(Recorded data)
◇ ◇ ◇

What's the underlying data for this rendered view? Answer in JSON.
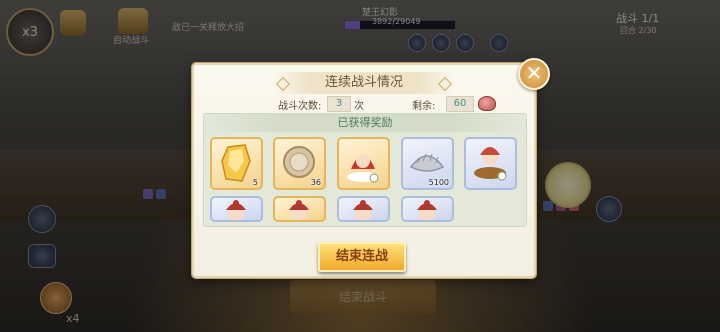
{
  "hud": {
    "speed_label": "x3",
    "hint_text": "敌已一关释放大招",
    "auto_label": "自动战斗",
    "boss_name": "楚王幻影",
    "boss_hp": "3892/29049",
    "boss_hp_fraction": 0.134,
    "battle_label": "战斗 1/1",
    "round_label": "回合 2/30",
    "multiplier_label": "x4",
    "bottom_button_label": "结束战斗"
  },
  "dialog": {
    "title": "连续战斗情况",
    "battle_count_label": "战斗次数:",
    "battle_count_value": "3",
    "battle_count_unit": "次",
    "remaining_label": "剩余:",
    "remaining_value": "60",
    "rewards_header": "已获得奖励",
    "finish_button": "结束连战",
    "close_icon": "close-icon"
  },
  "rewards": [
    {
      "icon": "gold-crystal-icon",
      "count": "5",
      "frame": "gold"
    },
    {
      "icon": "copper-coin-icon",
      "count": "36",
      "frame": "gold"
    },
    {
      "icon": "red-hood-doll-icon",
      "count": "",
      "frame": "gold"
    },
    {
      "icon": "silver-dumpling-icon",
      "count": "5100",
      "frame": "blue"
    },
    {
      "icon": "chef-bun-icon",
      "count": "",
      "frame": "blue"
    },
    {
      "icon": "chef-portrait-icon",
      "count": "",
      "frame": "blue"
    },
    {
      "icon": "chef-portrait-icon",
      "count": "",
      "frame": "gold"
    },
    {
      "icon": "chef-portrait-icon",
      "count": "",
      "frame": "blue"
    },
    {
      "icon": "chef-portrait-icon",
      "count": "",
      "frame": "blue"
    }
  ],
  "colors": {
    "accent_green": "#4d8f7a",
    "button_gold": "#f0a92c",
    "title_brown": "#6e5731"
  }
}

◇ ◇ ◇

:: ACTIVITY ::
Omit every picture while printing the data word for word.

:: YOUR RESPONSE ::
What's the underlying data for this rendered view? Answer in JSON.
{
  "hud": {
    "speed_label": "x3",
    "hint_text": "敌已一关释放大招",
    "auto_label": "自动战斗",
    "boss_name": "楚王幻影",
    "boss_hp": "3892/29049",
    "boss_hp_fraction": 0.134,
    "battle_label": "战斗 1/1",
    "round_label": "回合 2/30",
    "multiplier_label": "x4",
    "bottom_button_label": "结束战斗"
  },
  "dialog": {
    "title": "连续战斗情况",
    "battle_count_label": "战斗次数:",
    "battle_count_value": "3",
    "battle_count_unit": "次",
    "remaining_label": "剩余:",
    "remaining_value": "60",
    "rewards_header": "已获得奖励",
    "finish_button": "结束连战",
    "close_icon": "close-icon"
  },
  "rewards": [
    {
      "icon": "gold-crystal-icon",
      "count": "5",
      "frame": "gold"
    },
    {
      "icon": "copper-coin-icon",
      "count": "36",
      "frame": "gold"
    },
    {
      "icon": "red-hood-doll-icon",
      "count": "",
      "frame": "gold"
    },
    {
      "icon": "silver-dumpling-icon",
      "count": "5100",
      "frame": "blue"
    },
    {
      "icon": "chef-bun-icon",
      "count": "",
      "frame": "blue"
    },
    {
      "icon": "chef-portrait-icon",
      "count": "",
      "frame": "blue"
    },
    {
      "icon": "chef-portrait-icon",
      "count": "",
      "frame": "gold"
    },
    {
      "icon": "chef-portrait-icon",
      "count": "",
      "frame": "blue"
    },
    {
      "icon": "chef-portrait-icon",
      "count": "",
      "frame": "blue"
    }
  ],
  "colors": {
    "accent_green": "#4d8f7a",
    "button_gold": "#f0a92c",
    "title_brown": "#6e5731"
  }
}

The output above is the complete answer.